**** Entries provided
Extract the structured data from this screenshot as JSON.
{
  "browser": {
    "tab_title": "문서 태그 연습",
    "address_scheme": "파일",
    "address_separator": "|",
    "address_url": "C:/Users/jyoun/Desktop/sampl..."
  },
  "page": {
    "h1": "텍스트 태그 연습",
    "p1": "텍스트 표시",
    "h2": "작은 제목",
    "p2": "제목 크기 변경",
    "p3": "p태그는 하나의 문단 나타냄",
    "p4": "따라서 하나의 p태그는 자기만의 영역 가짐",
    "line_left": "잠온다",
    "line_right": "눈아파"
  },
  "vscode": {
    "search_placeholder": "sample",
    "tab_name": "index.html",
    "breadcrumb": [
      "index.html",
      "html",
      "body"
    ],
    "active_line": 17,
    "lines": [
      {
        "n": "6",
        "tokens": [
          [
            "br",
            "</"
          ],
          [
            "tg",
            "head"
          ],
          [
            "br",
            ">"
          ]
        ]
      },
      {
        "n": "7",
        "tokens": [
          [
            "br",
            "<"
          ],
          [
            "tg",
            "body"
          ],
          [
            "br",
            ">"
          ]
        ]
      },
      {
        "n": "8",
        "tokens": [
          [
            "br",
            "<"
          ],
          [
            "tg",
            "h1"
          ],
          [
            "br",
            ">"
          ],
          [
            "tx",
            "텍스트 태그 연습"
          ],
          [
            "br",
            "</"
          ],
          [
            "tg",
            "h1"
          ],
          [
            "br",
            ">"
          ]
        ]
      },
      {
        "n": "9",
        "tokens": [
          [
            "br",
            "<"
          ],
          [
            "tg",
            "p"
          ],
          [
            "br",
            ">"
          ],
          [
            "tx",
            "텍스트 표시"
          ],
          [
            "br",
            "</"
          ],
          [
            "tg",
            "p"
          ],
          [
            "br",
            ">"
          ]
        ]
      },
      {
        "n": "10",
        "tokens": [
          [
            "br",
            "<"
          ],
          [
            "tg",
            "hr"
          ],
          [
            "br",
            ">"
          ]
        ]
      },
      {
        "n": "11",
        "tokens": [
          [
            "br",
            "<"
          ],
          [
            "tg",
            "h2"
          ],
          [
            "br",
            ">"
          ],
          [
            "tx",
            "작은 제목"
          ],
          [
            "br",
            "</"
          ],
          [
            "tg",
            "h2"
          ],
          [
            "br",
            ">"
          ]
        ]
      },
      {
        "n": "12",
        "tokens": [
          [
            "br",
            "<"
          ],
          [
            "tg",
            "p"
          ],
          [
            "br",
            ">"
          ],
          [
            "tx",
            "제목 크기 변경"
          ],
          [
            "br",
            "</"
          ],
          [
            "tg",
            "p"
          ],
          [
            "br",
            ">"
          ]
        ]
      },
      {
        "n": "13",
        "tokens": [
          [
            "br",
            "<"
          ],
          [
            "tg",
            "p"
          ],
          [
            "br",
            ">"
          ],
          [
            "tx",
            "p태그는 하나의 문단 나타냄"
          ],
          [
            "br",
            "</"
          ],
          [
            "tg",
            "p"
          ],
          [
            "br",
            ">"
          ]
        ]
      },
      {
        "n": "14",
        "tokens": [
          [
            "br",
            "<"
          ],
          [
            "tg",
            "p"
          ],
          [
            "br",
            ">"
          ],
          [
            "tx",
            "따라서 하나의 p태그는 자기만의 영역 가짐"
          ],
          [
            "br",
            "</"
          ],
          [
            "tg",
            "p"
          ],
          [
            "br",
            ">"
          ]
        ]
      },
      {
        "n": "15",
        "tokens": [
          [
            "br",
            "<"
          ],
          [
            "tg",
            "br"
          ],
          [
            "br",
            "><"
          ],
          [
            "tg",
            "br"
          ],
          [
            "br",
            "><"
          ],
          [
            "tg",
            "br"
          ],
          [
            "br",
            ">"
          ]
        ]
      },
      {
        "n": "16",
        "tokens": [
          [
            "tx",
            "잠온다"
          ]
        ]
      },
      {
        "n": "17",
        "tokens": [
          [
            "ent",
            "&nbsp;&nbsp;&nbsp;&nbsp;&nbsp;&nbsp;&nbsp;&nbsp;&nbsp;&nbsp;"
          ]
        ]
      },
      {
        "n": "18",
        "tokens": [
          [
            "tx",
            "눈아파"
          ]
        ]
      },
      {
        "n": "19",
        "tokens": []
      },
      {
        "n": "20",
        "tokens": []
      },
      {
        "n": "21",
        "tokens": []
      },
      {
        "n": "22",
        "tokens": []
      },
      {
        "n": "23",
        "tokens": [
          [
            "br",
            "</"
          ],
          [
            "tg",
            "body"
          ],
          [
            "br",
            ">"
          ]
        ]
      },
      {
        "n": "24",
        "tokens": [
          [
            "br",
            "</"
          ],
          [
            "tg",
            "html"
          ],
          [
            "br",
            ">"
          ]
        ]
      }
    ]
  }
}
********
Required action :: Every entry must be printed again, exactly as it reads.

Solution ::
Extract the structured data from this screenshot as JSON.
{
  "browser": {
    "tab_title": "문서 태그 연습",
    "address_scheme": "파일",
    "address_separator": "|",
    "address_url": "C:/Users/jyoun/Desktop/sampl..."
  },
  "page": {
    "h1": "텍스트 태그 연습",
    "p1": "텍스트 표시",
    "h2": "작은 제목",
    "p2": "제목 크기 변경",
    "p3": "p태그는 하나의 문단 나타냄",
    "p4": "따라서 하나의 p태그는 자기만의 영역 가짐",
    "line_left": "잠온다",
    "line_right": "눈아파"
  },
  "vscode": {
    "search_placeholder": "sample",
    "tab_name": "index.html",
    "breadcrumb": [
      "index.html",
      "html",
      "body"
    ],
    "active_line": 17,
    "lines": [
      {
        "n": "6",
        "tokens": [
          [
            "br",
            "</"
          ],
          [
            "tg",
            "head"
          ],
          [
            "br",
            ">"
          ]
        ]
      },
      {
        "n": "7",
        "tokens": [
          [
            "br",
            "<"
          ],
          [
            "tg",
            "body"
          ],
          [
            "br",
            ">"
          ]
        ]
      },
      {
        "n": "8",
        "tokens": [
          [
            "br",
            "<"
          ],
          [
            "tg",
            "h1"
          ],
          [
            "br",
            ">"
          ],
          [
            "tx",
            "텍스트 태그 연습"
          ],
          [
            "br",
            "</"
          ],
          [
            "tg",
            "h1"
          ],
          [
            "br",
            ">"
          ]
        ]
      },
      {
        "n": "9",
        "tokens": [
          [
            "br",
            "<"
          ],
          [
            "tg",
            "p"
          ],
          [
            "br",
            ">"
          ],
          [
            "tx",
            "텍스트 표시"
          ],
          [
            "br",
            "</"
          ],
          [
            "tg",
            "p"
          ],
          [
            "br",
            ">"
          ]
        ]
      },
      {
        "n": "10",
        "tokens": [
          [
            "br",
            "<"
          ],
          [
            "tg",
            "hr"
          ],
          [
            "br",
            ">"
          ]
        ]
      },
      {
        "n": "11",
        "tokens": [
          [
            "br",
            "<"
          ],
          [
            "tg",
            "h2"
          ],
          [
            "br",
            ">"
          ],
          [
            "tx",
            "작은 제목"
          ],
          [
            "br",
            "</"
          ],
          [
            "tg",
            "h2"
          ],
          [
            "br",
            ">"
          ]
        ]
      },
      {
        "n": "12",
        "tokens": [
          [
            "br",
            "<"
          ],
          [
            "tg",
            "p"
          ],
          [
            "br",
            ">"
          ],
          [
            "tx",
            "제목 크기 변경"
          ],
          [
            "br",
            "</"
          ],
          [
            "tg",
            "p"
          ],
          [
            "br",
            ">"
          ]
        ]
      },
      {
        "n": "13",
        "tokens": [
          [
            "br",
            "<"
          ],
          [
            "tg",
            "p"
          ],
          [
            "br",
            ">"
          ],
          [
            "tx",
            "p태그는 하나의 문단 나타냄"
          ],
          [
            "br",
            "</"
          ],
          [
            "tg",
            "p"
          ],
          [
            "br",
            ">"
          ]
        ]
      },
      {
        "n": "14",
        "tokens": [
          [
            "br",
            "<"
          ],
          [
            "tg",
            "p"
          ],
          [
            "br",
            ">"
          ],
          [
            "tx",
            "따라서 하나의 p태그는 자기만의 영역 가짐"
          ],
          [
            "br",
            "</"
          ],
          [
            "tg",
            "p"
          ],
          [
            "br",
            ">"
          ]
        ]
      },
      {
        "n": "15",
        "tokens": [
          [
            "br",
            "<"
          ],
          [
            "tg",
            "br"
          ],
          [
            "br",
            "><"
          ],
          [
            "tg",
            "br"
          ],
          [
            "br",
            "><"
          ],
          [
            "tg",
            "br"
          ],
          [
            "br",
            ">"
          ]
        ]
      },
      {
        "n": "16",
        "tokens": [
          [
            "tx",
            "잠온다"
          ]
        ]
      },
      {
        "n": "17",
        "tokens": [
          [
            "ent",
            "&nbsp;&nbsp;&nbsp;&nbsp;&nbsp;&nbsp;&nbsp;&nbsp;&nbsp;&nbsp;"
          ]
        ]
      },
      {
        "n": "18",
        "tokens": [
          [
            "tx",
            "눈아파"
          ]
        ]
      },
      {
        "n": "19",
        "tokens": []
      },
      {
        "n": "20",
        "tokens": []
      },
      {
        "n": "21",
        "tokens": []
      },
      {
        "n": "22",
        "tokens": []
      },
      {
        "n": "23",
        "tokens": [
          [
            "br",
            "</"
          ],
          [
            "tg",
            "body"
          ],
          [
            "br",
            ">"
          ]
        ]
      },
      {
        "n": "24",
        "tokens": [
          [
            "br",
            "</"
          ],
          [
            "tg",
            "html"
          ],
          [
            "br",
            ">"
          ]
        ]
      }
    ]
  }
}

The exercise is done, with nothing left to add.